Five RCTs (n=5,235) were included. Duration of follow-up ranged from 18 to 24 months. All trials were appropriately randomised, used an intention-to-treat analysis and masked the infant examiner to foetal exposure.
There was no difference between magnesium sulphate administered at <32 to 34 weeks gestation and control for the primary outcome of death or cerebral palsy or for death (five RCTs). Prenatal exposure was associated with a significant reduction in the combined outcome of death or moderate-severe cerebral palsy (RR 0.85, 95% CI 0.73 to 0.99; three RCTs), cerebral palsy of any severity (RR 0.70, 95% CI 0.55 to 0.89; five RCTs) and of moderate-severe cerebral palsy (RR 0.60, 95% CI 0.43 to 0.84; three RCTs). Results were similar when the analysis was restricted to women randomised at <30 weeks gestation (three RCTs). Restriction of the analysis to the three studies and one sub-trial that administered magnesium sulphate for neural protection showed a significant reduction in the primary outcome of combined death or cerebral palsy (RR 0.86, 95% CI 0.75 to 0.99), total cerebral palsy (RR 0.71, 95% CI 0.55 to 0.91), death or moderate-severe cerebral palsy (RR 0.85, 95% CI 0.73 to 0.99; three RCTs) and moderate-severe cerebral palsy (RR 0.60, 95% CI 0.43 to 0.84; three RCTs). There was no increase in the risk of death. There was no evidence of statistical heterogeneity for any analyses.
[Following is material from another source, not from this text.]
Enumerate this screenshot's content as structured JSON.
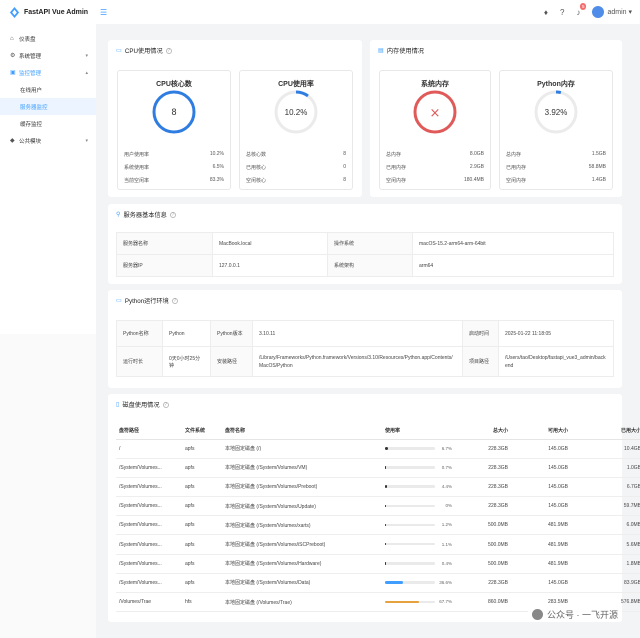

There was no evidence of publication bias for any of the outcomes (p-values ranged from 0.19 to 0.90) and funnel plots appeared symmetrical.